━━━ Supplied information ━━━
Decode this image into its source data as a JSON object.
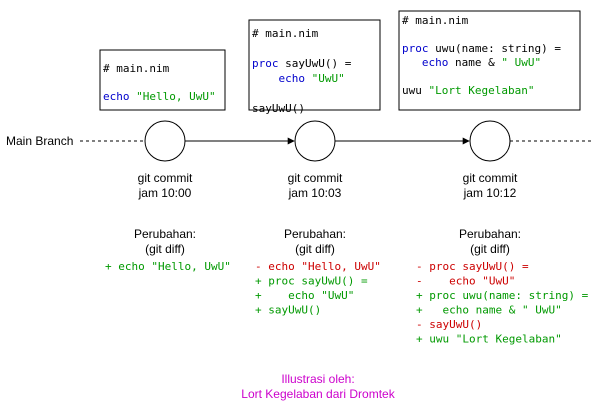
{
  "branch_label": "Main Branch",
  "colors": {
    "keyword": "#0000cc",
    "string": "#009900",
    "plain": "#000000",
    "added": "#009900",
    "removed": "#cc0000",
    "credit": "#cc00cc"
  },
  "commits": [
    {
      "code_lines": [
        [
          {
            "t": "# main.nim",
            "c": "plain"
          }
        ],
        [],
        [
          {
            "t": "echo ",
            "c": "keyword"
          },
          {
            "t": "\"Hello, UwU\"",
            "c": "string"
          }
        ]
      ],
      "commit_label": "git commit",
      "time": "jam 10:00",
      "changes_title": "Perubahan:",
      "changes_sub": "(git diff)",
      "diff": [
        {
          "t": "+ echo \"Hello, UwU\"",
          "c": "added"
        }
      ]
    },
    {
      "code_lines": [
        [
          {
            "t": "# main.nim",
            "c": "plain"
          }
        ],
        [],
        [
          {
            "t": "proc ",
            "c": "keyword"
          },
          {
            "t": "sayUwU() =",
            "c": "plain"
          }
        ],
        [
          {
            "t": "    echo ",
            "c": "keyword"
          },
          {
            "t": "\"UwU\"",
            "c": "string"
          }
        ],
        [],
        [
          {
            "t": "sayUwU()",
            "c": "plain"
          }
        ]
      ],
      "commit_label": "git commit",
      "time": "jam 10:03",
      "changes_title": "Perubahan:",
      "changes_sub": "(git diff)",
      "diff": [
        {
          "t": "- echo \"Hello, UwU\"",
          "c": "removed"
        },
        {
          "t": "+ proc sayUwU() =",
          "c": "added"
        },
        {
          "t": "+    echo \"UwU\"",
          "c": "added"
        },
        {
          "t": "+ sayUwU()",
          "c": "added"
        }
      ]
    },
    {
      "code_lines": [
        [
          {
            "t": "# main.nim",
            "c": "plain"
          }
        ],
        [],
        [
          {
            "t": "proc ",
            "c": "keyword"
          },
          {
            "t": "uwu(name: string) =",
            "c": "plain"
          }
        ],
        [
          {
            "t": "   echo ",
            "c": "keyword"
          },
          {
            "t": "name & ",
            "c": "plain"
          },
          {
            "t": "\" UwU\"",
            "c": "string"
          }
        ],
        [],
        [
          {
            "t": "uwu ",
            "c": "plain"
          },
          {
            "t": "\"Lort Kegelaban\"",
            "c": "string"
          }
        ]
      ],
      "commit_label": "git commit",
      "time": "jam 10:12",
      "changes_title": "Perubahan:",
      "changes_sub": "(git diff)",
      "diff": [
        {
          "t": "- proc sayUwU() =",
          "c": "removed"
        },
        {
          "t": "-    echo \"UwU\"",
          "c": "removed"
        },
        {
          "t": "+ proc uwu(name: string) =",
          "c": "added"
        },
        {
          "t": "+   echo name & \" UwU\"",
          "c": "added"
        },
        {
          "t": "- sayUwU()",
          "c": "removed"
        },
        {
          "t": "+ uwu \"Lort Kegelaban\"",
          "c": "added"
        }
      ]
    }
  ],
  "credit_line1": "Illustrasi oleh:",
  "credit_line2": "Lort Kegelaban dari Dromtek"
}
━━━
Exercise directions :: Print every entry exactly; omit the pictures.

Solution to this exercise ::
Decode this image into its source data as a JSON object.
{
  "branch_label": "Main Branch",
  "colors": {
    "keyword": "#0000cc",
    "string": "#009900",
    "plain": "#000000",
    "added": "#009900",
    "removed": "#cc0000",
    "credit": "#cc00cc"
  },
  "commits": [
    {
      "code_lines": [
        [
          {
            "t": "# main.nim",
            "c": "plain"
          }
        ],
        [],
        [
          {
            "t": "echo ",
            "c": "keyword"
          },
          {
            "t": "\"Hello, UwU\"",
            "c": "string"
          }
        ]
      ],
      "commit_label": "git commit",
      "time": "jam 10:00",
      "changes_title": "Perubahan:",
      "changes_sub": "(git diff)",
      "diff": [
        {
          "t": "+ echo \"Hello, UwU\"",
          "c": "added"
        }
      ]
    },
    {
      "code_lines": [
        [
          {
            "t": "# main.nim",
            "c": "plain"
          }
        ],
        [],
        [
          {
            "t": "proc ",
            "c": "keyword"
          },
          {
            "t": "sayUwU() =",
            "c": "plain"
          }
        ],
        [
          {
            "t": "    echo ",
            "c": "keyword"
          },
          {
            "t": "\"UwU\"",
            "c": "string"
          }
        ],
        [],
        [
          {
            "t": "sayUwU()",
            "c": "plain"
          }
        ]
      ],
      "commit_label": "git commit",
      "time": "jam 10:03",
      "changes_title": "Perubahan:",
      "changes_sub": "(git diff)",
      "diff": [
        {
          "t": "- echo \"Hello, UwU\"",
          "c": "removed"
        },
        {
          "t": "+ proc sayUwU() =",
          "c": "added"
        },
        {
          "t": "+    echo \"UwU\"",
          "c": "added"
        },
        {
          "t": "+ sayUwU()",
          "c": "added"
        }
      ]
    },
    {
      "code_lines": [
        [
          {
            "t": "# main.nim",
            "c": "plain"
          }
        ],
        [],
        [
          {
            "t": "proc ",
            "c": "keyword"
          },
          {
            "t": "uwu(name: string) =",
            "c": "plain"
          }
        ],
        [
          {
            "t": "   echo ",
            "c": "keyword"
          },
          {
            "t": "name & ",
            "c": "plain"
          },
          {
            "t": "\" UwU\"",
            "c": "string"
          }
        ],
        [],
        [
          {
            "t": "uwu ",
            "c": "plain"
          },
          {
            "t": "\"Lort Kegelaban\"",
            "c": "string"
          }
        ]
      ],
      "commit_label": "git commit",
      "time": "jam 10:12",
      "changes_title": "Perubahan:",
      "changes_sub": "(git diff)",
      "diff": [
        {
          "t": "- proc sayUwU() =",
          "c": "removed"
        },
        {
          "t": "-    echo \"UwU\"",
          "c": "removed"
        },
        {
          "t": "+ proc uwu(name: string) =",
          "c": "added"
        },
        {
          "t": "+   echo name & \" UwU\"",
          "c": "added"
        },
        {
          "t": "- sayUwU()",
          "c": "removed"
        },
        {
          "t": "+ uwu \"Lort Kegelaban\"",
          "c": "added"
        }
      ]
    }
  ],
  "credit_line1": "Illustrasi oleh:",
  "credit_line2": "Lort Kegelaban dari Dromtek"
}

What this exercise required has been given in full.